Psst... We're working on the next generation of Chowhound! View >
HOME > Chowhound > Cookware >
Dec 13, 2007 07:58 AM

Pls help-need chopper for non-dextrous dad

I've gotten my 72-year-old dad into cooking recently. He's finished up dishes I've started, he's begun stuff when I've been late, and he even followed from beginning to end an Ina Garten recipe for a fennel-encrusted pork loin for which he made the rub with my mini-Cuisinart (delicious). However, I've been trying to figure out what makes him say, "Oh, you'd better do that," or, "We'll get pizza tonight and you can make that tomorrow when you can be here earlier," and I think it's the stuff requiring a lot of slicing and dicing. This makes sense: he's a brilliant guy, but he put his hand through a window as a young man (not quite so brilliant, that) and is not very dextrous (you should see him try to pick up the cat...). And, obviously, I don't want him to "work on his knife skills"; that would be asking an ER visit.

I want to buy him one of those onion choppers for Christmas, if I can get some testimonials about which are junk and which are miracle-workers. I've seen the Nicer Dicer (BB&B, $40), Progressive Onion Chopper (BB&B, $15), Vegetable Chop and Measure (Williams-Sonoma, $30), and Alligator Onion Chopper (Sur La Table, $30). On the boards, I've seen a rec for the Nicer Dicer and one for the Chop and Measure, plus a thumbs-down for the Nicer Dicer.

If anyone has any experience with any of these, I'd really, really appreciate a quick comment. Many, many TIA.

  1. Click to Upload a photo (10 MB limit)
  1. If the mini-cuisinart works for small jobs, wouldn't a larger size be the perfect answer for your dad's chopping requirements? Maybe there's something I don't understand.

    1. ummm... buy em chopped in the freezer section, bell peppers too - why fight it?

      1. I have the Williams-Sonoma Chop and measure. I like it quite a bit, but it is not good for everything; food periodically requires pre-prep before using it.

        It is excellent for soft foods (it makes awesome egg salad), but less so for hard or dense foods (I had to slice onions fairly thin in order for the device to chop well).

        -Multiple chop sizes (there are two inserts: a large chop and a small chop. If I recall, each of these has a smaller "mince" area.)
        -Fairly easy to clean and is dishwasher safe

        -Chopping area is somewhat small
        -Only fairly easy to clean

        Overall, it's the best chopper I've owned so I would recommend it.

        Good luck!

        1. Have you seen this gadget? Do you think it would do the job?

          I watched my niece use it and it looked like fun and did the job.

          1. Have you considered a mandoline? the relatively inexpensive Benriner's (and there are even
            cheaper japanese ones that are equally good) is a great alternative to slicing.

            You won't get the chopping action you're looking for (so this might not be the right
            thing) but for many vegetable slicing tasks it's a godsend.
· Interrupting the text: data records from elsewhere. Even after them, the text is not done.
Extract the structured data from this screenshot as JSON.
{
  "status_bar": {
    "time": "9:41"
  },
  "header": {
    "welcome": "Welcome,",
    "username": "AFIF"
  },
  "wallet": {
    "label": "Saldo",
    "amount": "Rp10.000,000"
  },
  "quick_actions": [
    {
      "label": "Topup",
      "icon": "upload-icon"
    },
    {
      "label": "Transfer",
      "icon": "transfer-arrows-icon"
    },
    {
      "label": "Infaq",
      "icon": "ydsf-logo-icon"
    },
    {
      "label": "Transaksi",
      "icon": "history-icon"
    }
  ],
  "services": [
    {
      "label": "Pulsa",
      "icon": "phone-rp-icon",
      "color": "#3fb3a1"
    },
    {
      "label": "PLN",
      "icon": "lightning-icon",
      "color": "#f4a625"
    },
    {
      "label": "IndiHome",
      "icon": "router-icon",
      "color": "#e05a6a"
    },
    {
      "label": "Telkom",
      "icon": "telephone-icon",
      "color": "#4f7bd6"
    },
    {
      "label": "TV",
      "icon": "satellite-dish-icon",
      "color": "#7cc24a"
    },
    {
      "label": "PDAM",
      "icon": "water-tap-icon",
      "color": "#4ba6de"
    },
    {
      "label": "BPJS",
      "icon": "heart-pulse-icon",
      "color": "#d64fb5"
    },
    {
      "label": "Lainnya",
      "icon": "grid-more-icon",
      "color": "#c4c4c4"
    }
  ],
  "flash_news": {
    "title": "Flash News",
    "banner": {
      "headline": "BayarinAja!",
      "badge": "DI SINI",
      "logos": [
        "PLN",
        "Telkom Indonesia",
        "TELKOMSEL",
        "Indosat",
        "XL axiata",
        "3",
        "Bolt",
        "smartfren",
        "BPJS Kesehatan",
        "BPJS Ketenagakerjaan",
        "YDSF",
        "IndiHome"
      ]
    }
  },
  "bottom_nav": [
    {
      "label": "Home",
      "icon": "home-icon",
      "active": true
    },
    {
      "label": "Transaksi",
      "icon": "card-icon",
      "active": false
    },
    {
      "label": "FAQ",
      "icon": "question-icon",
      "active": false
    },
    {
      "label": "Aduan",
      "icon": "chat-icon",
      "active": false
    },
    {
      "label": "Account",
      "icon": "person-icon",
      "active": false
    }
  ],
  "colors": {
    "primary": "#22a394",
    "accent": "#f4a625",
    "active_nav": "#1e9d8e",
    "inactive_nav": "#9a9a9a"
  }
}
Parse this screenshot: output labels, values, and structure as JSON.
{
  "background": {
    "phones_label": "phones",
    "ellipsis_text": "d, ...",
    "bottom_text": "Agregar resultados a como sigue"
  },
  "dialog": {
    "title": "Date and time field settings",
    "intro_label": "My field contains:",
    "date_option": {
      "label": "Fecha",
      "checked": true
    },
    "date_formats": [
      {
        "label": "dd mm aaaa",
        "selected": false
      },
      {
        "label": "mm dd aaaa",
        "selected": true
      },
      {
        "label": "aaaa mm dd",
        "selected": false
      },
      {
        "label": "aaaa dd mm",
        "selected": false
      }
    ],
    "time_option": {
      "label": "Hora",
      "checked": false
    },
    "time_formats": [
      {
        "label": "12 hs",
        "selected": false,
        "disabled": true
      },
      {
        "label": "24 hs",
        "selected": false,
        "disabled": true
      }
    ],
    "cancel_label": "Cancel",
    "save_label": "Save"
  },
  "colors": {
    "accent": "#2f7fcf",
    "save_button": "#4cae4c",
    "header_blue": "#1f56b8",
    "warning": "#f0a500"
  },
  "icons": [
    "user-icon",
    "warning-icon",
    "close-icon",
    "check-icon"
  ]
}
            The only downside is that they can be pretty dangerous since you're moving your
            hand in the direction of the cutting edge. But they all come with variously useful
            food-holding devices which will keep him from reliving his childhood fist-through-
            the window trauma.